_Given records_.
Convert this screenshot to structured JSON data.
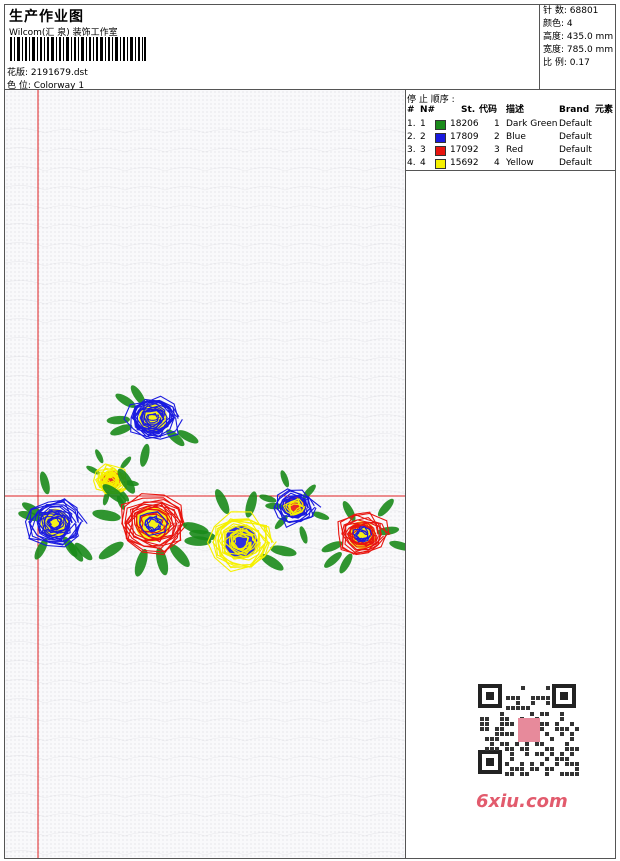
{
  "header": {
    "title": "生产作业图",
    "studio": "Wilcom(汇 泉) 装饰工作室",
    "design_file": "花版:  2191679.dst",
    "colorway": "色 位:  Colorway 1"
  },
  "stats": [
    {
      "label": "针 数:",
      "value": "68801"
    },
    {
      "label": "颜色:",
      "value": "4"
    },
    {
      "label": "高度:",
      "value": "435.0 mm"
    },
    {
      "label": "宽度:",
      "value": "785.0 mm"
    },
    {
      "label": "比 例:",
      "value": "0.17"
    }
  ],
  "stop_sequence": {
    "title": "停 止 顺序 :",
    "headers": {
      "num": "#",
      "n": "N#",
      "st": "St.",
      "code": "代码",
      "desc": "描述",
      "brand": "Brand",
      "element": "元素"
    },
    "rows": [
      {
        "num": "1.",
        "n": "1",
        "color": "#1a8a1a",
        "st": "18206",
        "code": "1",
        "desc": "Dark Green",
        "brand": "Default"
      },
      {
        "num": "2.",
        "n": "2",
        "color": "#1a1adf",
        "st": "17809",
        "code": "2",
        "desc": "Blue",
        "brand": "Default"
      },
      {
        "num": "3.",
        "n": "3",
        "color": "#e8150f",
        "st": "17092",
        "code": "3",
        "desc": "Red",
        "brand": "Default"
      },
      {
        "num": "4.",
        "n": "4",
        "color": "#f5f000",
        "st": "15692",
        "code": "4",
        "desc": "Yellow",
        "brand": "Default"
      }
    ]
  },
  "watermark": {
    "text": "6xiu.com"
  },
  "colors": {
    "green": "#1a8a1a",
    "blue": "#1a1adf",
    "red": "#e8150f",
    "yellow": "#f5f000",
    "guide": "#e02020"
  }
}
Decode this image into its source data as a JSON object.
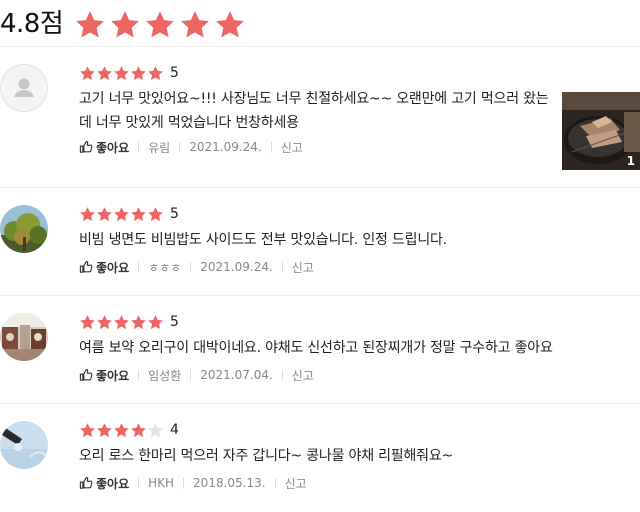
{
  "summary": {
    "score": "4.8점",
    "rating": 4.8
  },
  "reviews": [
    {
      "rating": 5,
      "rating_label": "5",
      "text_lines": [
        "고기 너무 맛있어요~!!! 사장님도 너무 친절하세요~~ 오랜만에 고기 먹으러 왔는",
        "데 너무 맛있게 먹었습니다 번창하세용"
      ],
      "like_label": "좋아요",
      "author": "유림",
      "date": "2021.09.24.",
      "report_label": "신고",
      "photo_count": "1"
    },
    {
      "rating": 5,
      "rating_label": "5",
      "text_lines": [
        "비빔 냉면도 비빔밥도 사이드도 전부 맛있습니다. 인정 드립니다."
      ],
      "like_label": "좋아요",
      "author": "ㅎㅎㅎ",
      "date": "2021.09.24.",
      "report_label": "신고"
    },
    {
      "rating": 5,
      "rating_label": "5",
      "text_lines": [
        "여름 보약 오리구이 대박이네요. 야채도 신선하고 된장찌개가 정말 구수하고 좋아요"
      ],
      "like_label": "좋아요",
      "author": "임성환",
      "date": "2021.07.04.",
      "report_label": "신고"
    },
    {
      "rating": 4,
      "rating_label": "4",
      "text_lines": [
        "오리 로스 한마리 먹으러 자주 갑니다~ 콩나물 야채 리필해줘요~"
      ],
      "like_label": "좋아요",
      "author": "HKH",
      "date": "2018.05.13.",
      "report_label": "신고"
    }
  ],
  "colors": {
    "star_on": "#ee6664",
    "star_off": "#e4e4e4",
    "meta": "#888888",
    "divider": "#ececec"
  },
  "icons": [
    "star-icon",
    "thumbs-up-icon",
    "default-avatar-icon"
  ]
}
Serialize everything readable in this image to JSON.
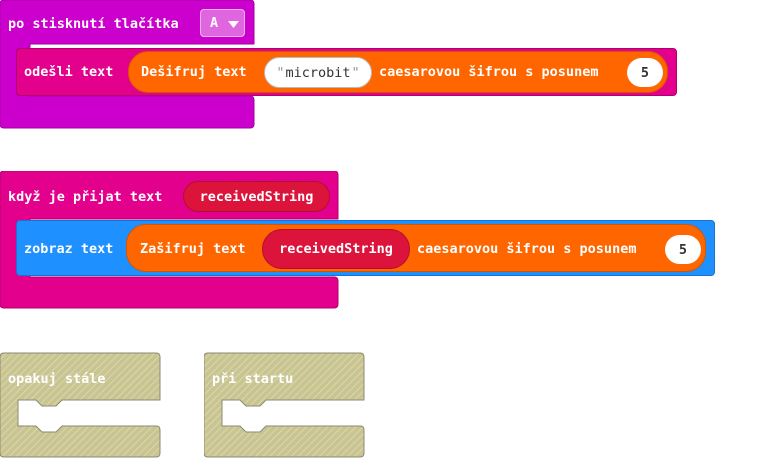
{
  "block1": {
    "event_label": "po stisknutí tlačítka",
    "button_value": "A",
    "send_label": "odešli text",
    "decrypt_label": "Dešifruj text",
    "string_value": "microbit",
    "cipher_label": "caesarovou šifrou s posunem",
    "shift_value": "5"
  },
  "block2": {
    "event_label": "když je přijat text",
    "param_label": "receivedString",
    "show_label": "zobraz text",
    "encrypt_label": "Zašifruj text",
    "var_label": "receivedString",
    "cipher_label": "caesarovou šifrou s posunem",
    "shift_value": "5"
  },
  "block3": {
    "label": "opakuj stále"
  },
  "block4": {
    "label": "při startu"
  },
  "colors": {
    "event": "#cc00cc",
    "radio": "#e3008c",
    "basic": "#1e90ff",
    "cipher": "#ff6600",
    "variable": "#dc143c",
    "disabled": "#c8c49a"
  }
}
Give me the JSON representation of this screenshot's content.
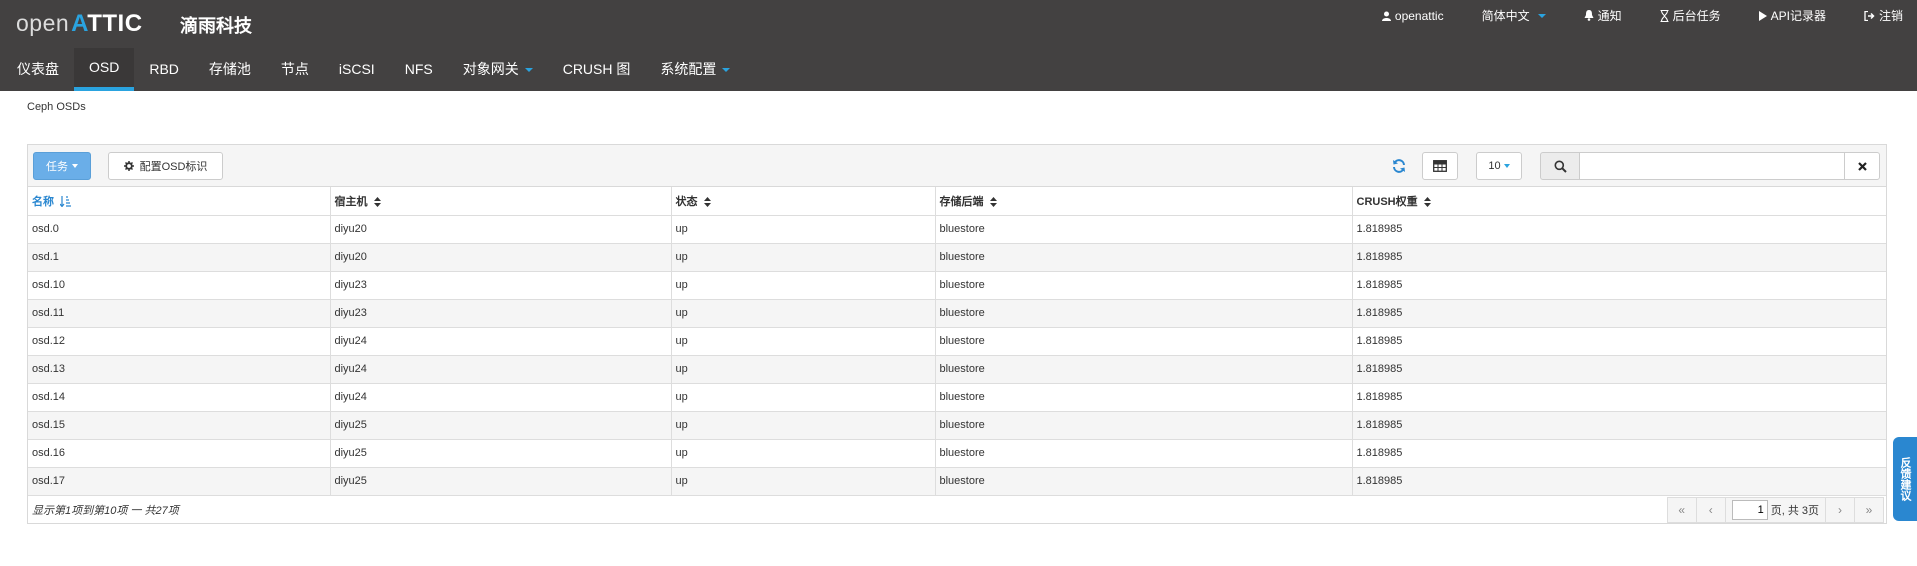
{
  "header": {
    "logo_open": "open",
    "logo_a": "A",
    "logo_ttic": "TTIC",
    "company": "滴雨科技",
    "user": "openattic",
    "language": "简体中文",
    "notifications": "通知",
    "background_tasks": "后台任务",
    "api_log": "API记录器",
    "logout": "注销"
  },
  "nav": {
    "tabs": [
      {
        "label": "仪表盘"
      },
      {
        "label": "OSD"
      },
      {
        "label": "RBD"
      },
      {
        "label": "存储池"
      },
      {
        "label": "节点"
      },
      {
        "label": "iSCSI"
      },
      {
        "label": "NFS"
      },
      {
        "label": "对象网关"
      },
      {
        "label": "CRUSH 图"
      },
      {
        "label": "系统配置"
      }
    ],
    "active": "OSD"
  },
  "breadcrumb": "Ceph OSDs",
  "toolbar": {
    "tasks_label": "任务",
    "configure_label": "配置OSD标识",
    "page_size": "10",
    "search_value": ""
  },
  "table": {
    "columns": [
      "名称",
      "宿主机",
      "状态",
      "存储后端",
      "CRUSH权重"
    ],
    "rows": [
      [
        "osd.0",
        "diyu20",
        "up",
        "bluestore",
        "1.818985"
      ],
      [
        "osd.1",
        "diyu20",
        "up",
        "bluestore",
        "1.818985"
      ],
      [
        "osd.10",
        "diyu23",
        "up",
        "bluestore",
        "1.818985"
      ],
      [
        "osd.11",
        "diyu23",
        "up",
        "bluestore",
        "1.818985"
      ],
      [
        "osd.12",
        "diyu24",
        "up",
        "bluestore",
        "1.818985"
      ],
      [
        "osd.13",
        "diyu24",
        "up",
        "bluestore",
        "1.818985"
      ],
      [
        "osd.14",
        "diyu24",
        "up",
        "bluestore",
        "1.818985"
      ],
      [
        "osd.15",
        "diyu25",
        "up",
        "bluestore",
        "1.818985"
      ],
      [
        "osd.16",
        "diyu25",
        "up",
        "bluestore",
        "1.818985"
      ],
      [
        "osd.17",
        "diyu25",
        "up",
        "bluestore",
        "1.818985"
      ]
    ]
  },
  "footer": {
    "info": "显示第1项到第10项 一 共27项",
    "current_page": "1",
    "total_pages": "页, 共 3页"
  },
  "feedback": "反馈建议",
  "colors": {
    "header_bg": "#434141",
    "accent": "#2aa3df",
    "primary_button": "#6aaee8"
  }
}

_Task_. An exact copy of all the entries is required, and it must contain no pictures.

_Your solution_.
Convert this screenshot to structured JSON data.
{
  "header": {
    "title": "生产作业图",
    "studio": "Wilcom(汇 泉) 装饰工作室",
    "design_file": "花版:  2191679.dst",
    "colorway": "色 位:  Colorway 1"
  },
  "stats": [
    {
      "label": "针 数:",
      "value": "68801"
    },
    {
      "label": "颜色:",
      "value": "4"
    },
    {
      "label": "高度:",
      "value": "435.0 mm"
    },
    {
      "label": "宽度:",
      "value": "785.0 mm"
    },
    {
      "label": "比 例:",
      "value": "0.17"
    }
  ],
  "stop_sequence": {
    "title": "停 止 顺序 :",
    "headers": {
      "num": "#",
      "n": "N#",
      "st": "St.",
      "code": "代码",
      "desc": "描述",
      "brand": "Brand",
      "element": "元素"
    },
    "rows": [
      {
        "num": "1.",
        "n": "1",
        "color": "#1a8a1a",
        "st": "18206",
        "code": "1",
        "desc": "Dark Green",
        "brand": "Default"
      },
      {
        "num": "2.",
        "n": "2",
        "color": "#1a1adf",
        "st": "17809",
        "code": "2",
        "desc": "Blue",
        "brand": "Default"
      },
      {
        "num": "3.",
        "n": "3",
        "color": "#e8150f",
        "st": "17092",
        "code": "3",
        "desc": "Red",
        "brand": "Default"
      },
      {
        "num": "4.",
        "n": "4",
        "color": "#f5f000",
        "st": "15692",
        "code": "4",
        "desc": "Yellow",
        "brand": "Default"
      }
    ]
  },
  "watermark": {
    "text": "6xiu.com"
  },
  "colors": {
    "green": "#1a8a1a",
    "blue": "#1a1adf",
    "red": "#e8150f",
    "yellow": "#f5f000",
    "guide": "#e02020"
  }
}
Decode this image into its source data as a JSON object.
{
  "summary": {
    "score": "4.8점",
    "rating": 4.8
  },
  "reviews": [
    {
      "rating": 5,
      "rating_label": "5",
      "text_lines": [
        "고기 너무 맛있어요~!!! 사장님도 너무 친절하세요~~ 오랜만에 고기 먹으러 왔는",
        "데 너무 맛있게 먹었습니다 번창하세용"
      ],
      "like_label": "좋아요",
      "author": "유림",
      "date": "2021.09.24.",
      "report_label": "신고",
      "photo_count": "1"
    },
    {
      "rating": 5,
      "rating_label": "5",
      "text_lines": [
        "비빔 냉면도 비빔밥도 사이드도 전부 맛있습니다. 인정 드립니다."
      ],
      "like_label": "좋아요",
      "author": "ㅎㅎㅎ",
      "date": "2021.09.24.",
      "report_label": "신고"
    },
    {
      "rating": 5,
      "rating_label": "5",
      "text_lines": [
        "여름 보약 오리구이 대박이네요. 야채도 신선하고 된장찌개가 정말 구수하고 좋아요"
      ],
      "like_label": "좋아요",
      "author": "임성환",
      "date": "2021.07.04.",
      "report_label": "신고"
    },
    {
      "rating": 4,
      "rating_label": "4",
      "text_lines": [
        "오리 로스 한마리 먹으러 자주 갑니다~ 콩나물 야채 리필해줘요~"
      ],
      "like_label": "좋아요",
      "author": "HKH",
      "date": "2018.05.13.",
      "report_label": "신고"
    }
  ],
  "colors": {
    "star_on": "#ee6664",
    "star_off": "#e4e4e4",
    "meta": "#888888",
    "divider": "#ececec"
  },
  "icons": [
    "star-icon",
    "thumbs-up-icon",
    "default-avatar-icon"
  ]
}
Serialize everything readable in this image to JSON.
{
  "block1": {
    "event_label": "po stisknutí tlačítka",
    "button_value": "A",
    "send_label": "odešli text",
    "decrypt_label": "Dešifruj text",
    "string_value": "microbit",
    "cipher_label": "caesarovou šifrou s posunem",
    "shift_value": "5"
  },
  "block2": {
    "event_label": "když je přijat text",
    "param_label": "receivedString",
    "show_label": "zobraz text",
    "encrypt_label": "Zašifruj text",
    "var_label": "receivedString",
    "cipher_label": "caesarovou šifrou s posunem",
    "shift_value": "5"
  },
  "block3": {
    "label": "opakuj stále"
  },
  "block4": {
    "label": "při startu"
  },
  "colors": {
    "event": "#cc00cc",
    "radio": "#e3008c",
    "basic": "#1e90ff",
    "cipher": "#ff6600",
    "variable": "#dc143c",
    "disabled": "#c8c49a"
  }
}
Give me the JSON representation of this screenshot's content.
{
  "header": {
    "logo_open": "open",
    "logo_a": "A",
    "logo_ttic": "TTIC",
    "company": "滴雨科技",
    "user": "openattic",
    "language": "简体中文",
    "notifications": "通知",
    "background_tasks": "后台任务",
    "api_log": "API记录器",
    "logout": "注销"
  },
  "nav": {
    "tabs": [
      {
        "label": "仪表盘"
      },
      {
        "label": "OSD"
      },
      {
        "label": "RBD"
      },
      {
        "label": "存储池"
      },
      {
        "label": "节点"
      },
      {
        "label": "iSCSI"
      },
      {
        "label": "NFS"
      },
      {
        "label": "对象网关"
      },
      {
        "label": "CRUSH 图"
      },
      {
        "label": "系统配置"
      }
    ],
    "active": "OSD"
  },
  "breadcrumb": "Ceph OSDs",
  "toolbar": {
    "tasks_label": "任务",
    "configure_label": "配置OSD标识",
    "page_size": "10",
    "search_value": ""
  },
  "table": {
    "columns": [
      "名称",
      "宿主机",
      "状态",
      "存储后端",
      "CRUSH权重"
    ],
    "rows": [
      [
        "osd.0",
        "diyu20",
        "up",
        "bluestore",
        "1.818985"
      ],
      [
        "osd.1",
        "diyu20",
        "up",
        "bluestore",
        "1.818985"
      ],
      [
        "osd.10",
        "diyu23",
        "up",
        "bluestore",
        "1.818985"
      ],
      [
        "osd.11",
        "diyu23",
        "up",
        "bluestore",
        "1.818985"
      ],
      [
        "osd.12",
        "diyu24",
        "up",
        "bluestore",
        "1.818985"
      ],
      [
        "osd.13",
        "diyu24",
        "up",
        "bluestore",
        "1.818985"
      ],
      [
        "osd.14",
        "diyu24",
        "up",
        "bluestore",
        "1.818985"
      ],
      [
        "osd.15",
        "diyu25",
        "up",
        "bluestore",
        "1.818985"
      ],
      [
        "osd.16",
        "diyu25",
        "up",
        "bluestore",
        "1.818985"
      ],
      [
        "osd.17",
        "diyu25",
        "up",
        "bluestore",
        "1.818985"
      ]
    ]
  },
  "footer": {
    "info": "显示第1项到第10项 一 共27项",
    "current_page": "1",
    "total_pages": "页, 共 3页"
  },
  "feedback": "反馈建议",
  "colors": {
    "header_bg": "#434141",
    "accent": "#2aa3df",
    "primary_button": "#6aaee8"
  }
}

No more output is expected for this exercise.